I remember thinking, “Well, now this is something!” I don’t have to think only about getting people to stop using artificial contraception. All I have to do is realize and exercise my responsibility as a spiritual Father and a teacher to give couples who are trying to be faithful the support and encouragement they deserve.
Yes, friends, we deserve the joy and the light of the truth, and we want to hear it from one another as an inspiration and encouragement to persevere in faith.
The rejection of Humanae Vitae – particularly by priests, religious and theologians – forty years ago and also today – has been one of the most destructive forces in the Church and the culture. More than the divisive effects this dissent continues to have on Church unity, and the advancement and exaltation of a false notion of human conscience, it has promoted the severing of love from responsibility in millions and millions of human relationships.

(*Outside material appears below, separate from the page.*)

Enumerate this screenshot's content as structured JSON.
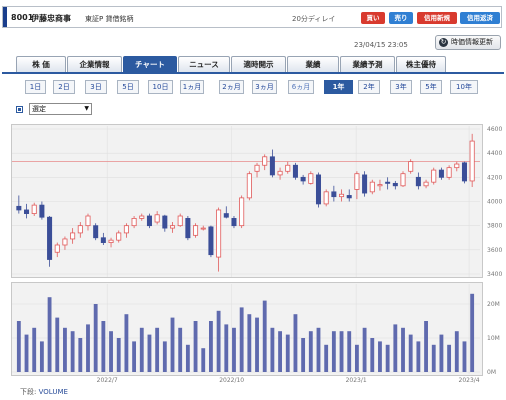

The lack of responsibility, meaning and purpose in the practice of sexual intimacy, by-product of contraception, has, in accord with Pope Paul’s intuitions in 1968, caused divorce and abortion to sky-rocket. Marriage has been diminished. Human life has been made optional.
Because of the way we have allowed the all-important unitive and procreative purposes of marriage to be separated from each other, same-sex friends have determined to masquerade as married partners, and scientists have attempted to take over the production of human life itself in the laboratory.
The widespread embrace of birth control, despite the warnings of the Holy Father and the magnificent image of married love which he provided us in his encyclical letter, was arguably the first giant step on the slippery slope whose end is the deep valley of the culture of death.
But, we are not without hope. The freedom God has given us in Jesus Christ is the freedom of the sons and daughters of God our Father. You and I can “choose” life. We can exercise the freedom of the truth, which of course is the only real freedom. We can choose to trust fully our Mother the Church as she teaches.
We can choose to live marriage faithfully and completely. Husbands and wives can decide to give themselves fully to their spouses – making all their choices together as faith-filled partners and as conscious and willing co-workers with God and His plan for happiness. We can learn the ways to life, freedom and responsibility.
Will there still be the Cross? Yes, Jesus promised it to those who would follow Him. But He has gone before us carrying the Cross through death - to the resurrection. He did this so that we would know, definitively, our final goal and the hope of eternal life.
Dear friends, I want to thank you for your faithfulness to the Church and your determination to work for and protect human life. You are necessary to my work as bishop and you bring me great joy and encouragement. You are instruments for the transformation of the culture. You are leaven: changing your parishes, our diocese, the world around us as Jesus promised you would.
The Solemnity of Mary’s Assumption which we will celebrate on Friday, shows us the dignity that God entrusted to mankind; to a woman and mother. Mary is the greatest human person, the honor of the human race. She is the pattern of the Church come to perfection. She is our hope. She is the star of the New Evangelization, and in this she is lighting our way for the transformation of the culture of death into a civilization of light and life. I entrust you to her and know that if we take her hand she will not fail to lead us – in accord with our vocations – to the fullness of life in Christ. Mother of life, Mother of the Church, intercede for us!